This is the second of a series of posts that could be titled, “Helpful Stuff I’ve Learned.” Most of these bits of learning were connected with reading books or sitting under certain teachers, so I’m usually going to share them as little pieces of autobiography: how I came across them, why they mattered to me at a certain time, or how they continue to matter. These posts will deal mostly with ideas, but these ideas have also supplied me with memorable images or phrases that have helped me over the years in trying to discern what it means to follow Jesus.
The second insight God So Loved the World gave me went along with the first. When Jesus came he wasn’t just showing us what a right-side-up world would look like. He was also showing us what right-side-up humanity looks like. Jesus was the truly human being. If you want to know what being human is all about, Jesus is the place to look.
Why does this matter? Because we easily give in and think that our failings are the sign of our humanity. As Jonathan points out in his book,
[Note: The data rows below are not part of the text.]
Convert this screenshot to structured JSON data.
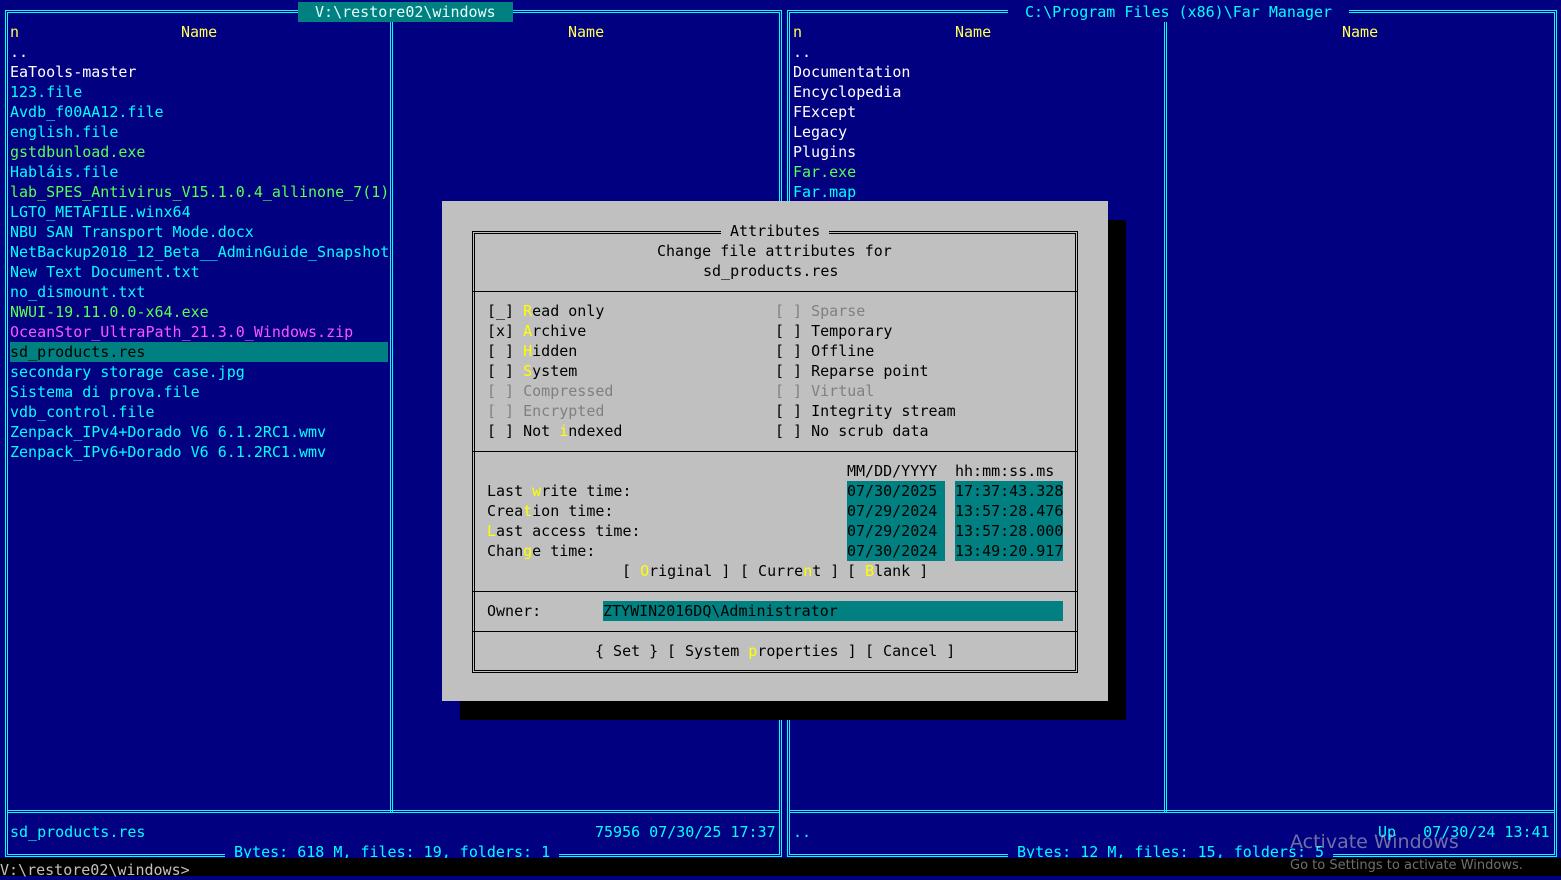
{
  "left_panel": {
    "title": " V:\\restore02\\windows ",
    "col_n": "n",
    "col_name_1": "Name",
    "col_name_2": "Name",
    "items": [
      {
        "name": "..",
        "type": "dir"
      },
      {
        "name": "EaTools-master",
        "type": "dir"
      },
      {
        "name": "123.file",
        "type": "file"
      },
      {
        "name": "Avdb_f00AA12.file",
        "type": "file"
      },
      {
        "name": "english.file",
        "type": "file"
      },
      {
        "name": "gstdbunload.exe",
        "type": "exe"
      },
      {
        "name": "Habláis.file",
        "type": "file"
      },
      {
        "name": "lab_SPES_Antivirus_V15.1.0.4_allinone_7(1)}",
        "type": "exe"
      },
      {
        "name": "LGTO_METAFILE.winx64",
        "type": "file"
      },
      {
        "name": "NBU SAN Transport Mode.docx",
        "type": "file"
      },
      {
        "name": "NetBackup2018_12_Beta__AdminGuide_Snapshot}",
        "type": "file"
      },
      {
        "name": "New Text Document.txt",
        "type": "file"
      },
      {
        "name": "no_dismount.txt",
        "type": "file"
      },
      {
        "name": "NWUI-19.11.0.0-x64.exe",
        "type": "exe"
      },
      {
        "name": "OceanStor_UltraPath_21.3.0_Windows.zip",
        "type": "arc"
      },
      {
        "name": "sd_products.res",
        "type": "selected"
      },
      {
        "name": "secondary storage case.jpg",
        "type": "file"
      },
      {
        "name": "Sistema di prova.file",
        "type": "file"
      },
      {
        "name": "vdb_control.file",
        "type": "file"
      },
      {
        "name": "Zenpack_IPv4+Dorado V6 6.1.2RC1.wmv",
        "type": "file"
      },
      {
        "name": "Zenpack_IPv6+Dorado V6 6.1.2RC1.wmv",
        "type": "file"
      }
    ],
    "status_name": "sd_products.res",
    "status_info": "75956 07/30/25 17:37",
    "summary": " Bytes: 618 M, files: 19, folders: 1 "
  },
  "right_panel": {
    "title": " C:\\Program Files (x86)\\Far Manager ",
    "col_n": "n",
    "col_name_1": "Name",
    "col_name_2": "Name",
    "items": [
      {
        "name": "..",
        "type": "dir"
      },
      {
        "name": "Documentation",
        "type": "dir"
      },
      {
        "name": "Encyclopedia",
        "type": "dir"
      },
      {
        "name": "FExcept",
        "type": "dir"
      },
      {
        "name": "Legacy",
        "type": "dir"
      },
      {
        "name": "Plugins",
        "type": "dir"
      },
      {
        "name": "Far.exe",
        "type": "exe"
      },
      {
        "name": "Far.map",
        "type": "file"
      }
    ],
    "status_name": "..",
    "status_info": "Up   07/30/24 13:41",
    "summary": " Bytes: 12 M, files: 15, folders: 5 "
  },
  "command_line": "V:\\restore02\\windows>",
  "dialog": {
    "title": " Attributes ",
    "subtitle_1": "Change file attributes for",
    "subtitle_2": "sd_products.res",
    "left_attrs": [
      {
        "box": "[_]",
        "hot": "R",
        "rest": "ead only",
        "disabled": false
      },
      {
        "box": "[x]",
        "hot": "A",
        "rest": "rchive",
        "disabled": false
      },
      {
        "box": "[ ]",
        "hot": "H",
        "rest": "idden",
        "disabled": false
      },
      {
        "box": "[ ]",
        "hot": "S",
        "rest": "ystem",
        "disabled": false
      },
      {
        "box": "[ ]",
        "hot": "",
        "rest": "Compressed",
        "disabled": true
      },
      {
        "box": "[ ]",
        "hot": "",
        "rest": "Encrypted",
        "disabled": true
      },
      {
        "box": "[ ]",
        "pre": "Not ",
        "hot": "i",
        "rest": "ndexed",
        "disabled": false
      }
    ],
    "right_attrs": [
      {
        "box": "[ ]",
        "label": "Sparse",
        "disabled": true
      },
      {
        "box": "[ ]",
        "label": "Temporary",
        "disabled": false
      },
      {
        "box": "[ ]",
        "label": "Offline",
        "disabled": false
      },
      {
        "box": "[ ]",
        "label": "Reparse point",
        "disabled": false
      },
      {
        "box": "[ ]",
        "label": "Virtual",
        "disabled": true
      },
      {
        "box": "[ ]",
        "label": "Integrity stream",
        "disabled": false
      },
      {
        "box": "[ ]",
        "label": "No scrub data",
        "disabled": false
      }
    ],
    "date_header": "MM/DD/YYYY",
    "time_header": "hh:mm:ss.ms",
    "times": [
      {
        "pre": "Last ",
        "hot": "w",
        "rest": "rite time:",
        "date": "07/30/2025",
        "time": "17:37:43.328"
      },
      {
        "pre": "Crea",
        "hot": "t",
        "rest": "ion time:",
        "date": "07/29/2024",
        "time": "13:57:28.476"
      },
      {
        "pre": "",
        "hot": "L",
        "rest": "ast access time:",
        "date": "07/29/2024",
        "time": "13:57:28.000"
      },
      {
        "pre": "Chan",
        "hot": "g",
        "rest": "e time:",
        "date": "07/30/2024",
        "time": "13:49:20.917"
      }
    ],
    "btn_original": {
      "pre": "[ ",
      "hot": "O",
      "rest": "riginal ]"
    },
    "btn_current": {
      "pre": "[ Curre",
      "hot": "n",
      "rest": "t ]"
    },
    "btn_blank": {
      "pre": "[ ",
      "hot": "B",
      "rest": "lank ]"
    },
    "owner_label": "Owner:",
    "owner_value": "ZTYWIN2016DQ\\Administrator",
    "btn_set": "{ Set }",
    "btn_sysprops": {
      "pre": "[ System ",
      "hot": "p",
      "rest": "roperties ]"
    },
    "btn_cancel": "[ Cancel ]"
  },
  "watermark": {
    "line1": "Activate Windows",
    "line2": "Go to Settings to activate Windows."
  }
}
When we sin or fail at some task, we often say, “Well, after all, I’m only human.” But in truth, when we sin we are being less than human. Jesus’ revelation of true humanity shows us that to be truly human is to be without sin and perfectly obedient. (God So Loved the World, p. 74)
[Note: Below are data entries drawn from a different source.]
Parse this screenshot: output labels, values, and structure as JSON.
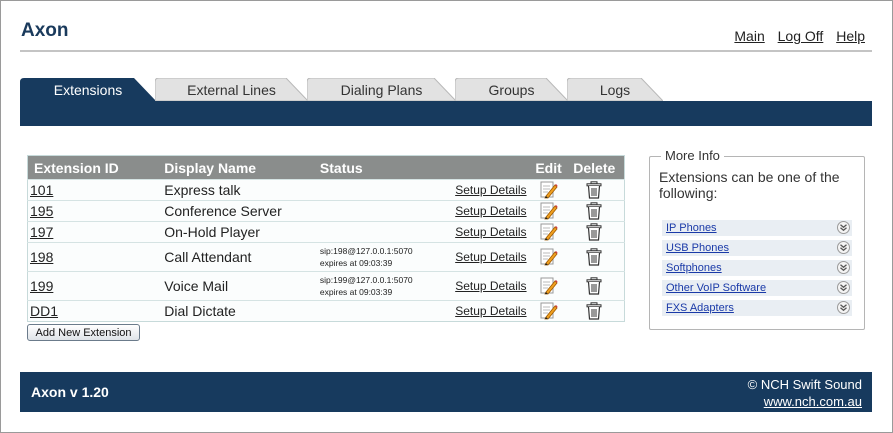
{
  "app": {
    "title": "Axon"
  },
  "top_links": [
    "Main",
    "Log Off",
    "Help"
  ],
  "tabs": [
    {
      "label": "Extensions",
      "active": true
    },
    {
      "label": "External Lines",
      "active": false
    },
    {
      "label": "Dialing Plans",
      "active": false
    },
    {
      "label": "Groups",
      "active": false
    },
    {
      "label": "Logs",
      "active": false
    }
  ],
  "table": {
    "headers": [
      "Extension ID",
      "Display Name",
      "Status",
      "Edit",
      "Delete"
    ],
    "rows": [
      {
        "id": "101",
        "name": "Express talk",
        "status_line1": "",
        "status_line2": "",
        "setup": "Setup Details"
      },
      {
        "id": "195",
        "name": "Conference Server",
        "status_line1": "",
        "status_line2": "",
        "setup": "Setup Details"
      },
      {
        "id": "197",
        "name": "On-Hold Player",
        "status_line1": "",
        "status_line2": "",
        "setup": "Setup Details"
      },
      {
        "id": "198",
        "name": "Call Attendant",
        "status_line1": "sip:198@127.0.0.1:5070",
        "status_line2": "expires at 09:03:39",
        "setup": "Setup Details"
      },
      {
        "id": "199",
        "name": "Voice Mail",
        "status_line1": "sip:199@127.0.0.1:5070",
        "status_line2": "expires at 09:03:39",
        "setup": "Setup Details"
      },
      {
        "id": "DD1",
        "name": "Dial Dictate",
        "status_line1": "",
        "status_line2": "",
        "setup": "Setup Details"
      }
    ]
  },
  "add_button": "Add New Extension",
  "more_info": {
    "title": "More Info",
    "description": "Extensions can be one of the following:",
    "items": [
      "IP Phones",
      "USB Phones",
      "Softphones",
      "Other VoIP Software",
      "FXS Adapters"
    ]
  },
  "footer": {
    "version": "Axon v 1.20",
    "copyright": "© NCH Swift Sound",
    "website": "www.nch.com.au"
  },
  "colors": {
    "brand_navy": "#173a5e",
    "table_header": "#8a8d8c",
    "link_blue": "#1a3aa8"
  },
  "icons": {
    "edit": "pencil-icon",
    "delete": "trash-icon",
    "expand": "chevron-down-icon"
  }
}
Christians claim that Jesus is fully human and fully divine. The part of that sentence that affirms Jesus’ humanity means that Jesus was the same kind of being that we are. He was just like us, “yet he did not sin” (Hebrews 4:15). Take note of this: our sin isn’t what makes us really human as opposed to Jesus, who is super-human. Jesus is not super-human, he’s fully human—human as we were made to be. Our sin makes us fall short of the humanity God created us for. Or, as in the quotation above, “’when we sin we are being less than human.” Jesus shows us what we were made to be, and reminds us not to excuse our sin by pointing to our humanity. Jesus came to restore us to true humanity.
Psalm 8 is a key biblical passage that highlights what humanity was made to be. We were made to be something special: “a little lower than the angels, but crowned…with glory and honor” (v. 5). This verse points to the earthly realm in which we live, the lack of obvious splendour in our surroundings, and the beautiful limitations of human bodily life. We aren’t like Gabriel the angel, appearing to Daniel in Old Testament Babylon and then showing up to talk to Mary in Nazareth several hundred years later. But Psalm 8 reminds us of the possibility for humans to display God’s glory in a different way than any other creatures, including the angels.
Our freedom is a part of our frailty, for we are able to go the wrong way (and we have), but it is also what God desires for us: a free response of obedience and love toward him. The crowning glory is that God made us to look like him, so to speak—to bear his image in the world. In Romans 3, we read that our sin means that we have “fallen short of the glory of God.” We haven’t lived into the image of God.
When Jesus came he was the very “image of the invisible God” (Colossians 1:15). He was perfectly obedient, freely giving and receiving love with God his Father. He is the only one who lives up fully to the picture Psalm 8 gives us. It shouldn’t surprise us that the New Testament writer of the letter to Hebrews quotes Psalm 8 as he writes about Jesus. The truly human one is what Psalm 8 pictures for us. And so far, only one “truly human being” has appeared. But one day we will join him in reaching our true humanity, and even now God is making us more like him by the work of the Spirit.
Absorb this insight fully and you will never hear or say the phrase, “I’m only human,” the same way again.